Dr. Fraud, PhD, Overcoming Feelings of Inadequacy
September 21, 2012 • comment(s)
While currently in between jobs and adjusting to a new place, I have been doing my best to focus on my past successes in order to pave a new path for myself. This journey has reminded me of just how difficult it is to always concentrate on the positive. Unfortunately, feelings of self-doubt and fear of failure occasionally plague me. As hard as I try to fight it, negativity infiltrates my mind as I think to myself, “I’m a fraud!”
Ironically, the time that I most felt like a fake was in the first few months after I finished my PhD. You would think that at that moment, I would believe that all of my hard work made me worthy of a terminal degree. Instead, I began to wonder if the world of academicians would find out that a phony was allowed into their elite club. Beyond my own issues with self-doubt, the anticlimactic nature of reaching the biggest goal I had set for myself up until that time hit me like a ton of bricks. I think I expected fireworks, or at least an overwhelming sense of accomplishment. In reality, I thought to myself, “This is it?” And no REAL doctor would feel that way, right?
Apparently, feeling like a fraud has an official name, and I am not alone in my self-deprecation. The term “impostor syndrome” was coined by psychologists in the 1970s and is used to describe when people dismiss their achievements as the result of timing, good fortune, or the ability to convince others they are smarter or more capable than they really are. Men and women experience impostor syndrome in equal numbers, but as a woman I know all too well how media continuously plants impostor seeds in the minds of females in particular. In fact, my feeling of being a fraud sometimes extends beyond my professional life and permeates my role as a woman in society. I have proven that it is possible to question whether or not I am a REAL woman when I doubt my maternal instinct, am mystified by the idea of work-life balance, or consistently fail at fitting into my skinny jeans.
No one is perfect all of the time; it seems obvious, but I have to remind myself during times of self-doubt.

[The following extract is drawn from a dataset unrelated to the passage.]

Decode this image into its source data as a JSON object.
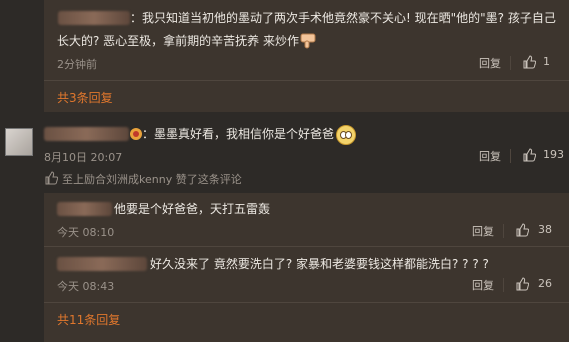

Winston Churchill said, “Success is not final, failure is not fatal; it is the courage to continue that counts.” If I allowed myself to get stuck in the fear of being a fake, I would seek out unchallenging work and never take a promotion. Everyone who has ever achieved greatness has failed, and many have felt like phonies when they reached milestones on the road to success. The important thing is that they kept going and did not let self-doubt keep them from accomplishing even bigger dreams.
When the fraud monster starts to creep up on me I cope by uncovering the source of my self-doubt and recognizing that I am not alone. Occasionally I feel like an impostor because I have unreasonable expectations for myself. Other times I use self-doubt as fuel to motivate myself to work hard when I am anxious or procrastinating. I might even employ self-deprecation to lower others’ expectations of me so they will be impressed when I do succeed. It is important that I find out why I am feeling like a fraud so I can change my train of thought from worrying about failure to welcoming opportunities to learn and grow. Oftentimes, I just need to take a peek at the select thank you cards and letters of commendation I keep in a box to remind myself that I have made a difference. I also take great comfort in knowing that many people have felt like frauds at some points in their lives. It was important for me to share my feelings of inadequacy with trusted friends, colleagues, and mentors; knowing that people I see as role models have also experienced impostor syndrome lightens my emotional rucksack enough that I can continue along a successful path.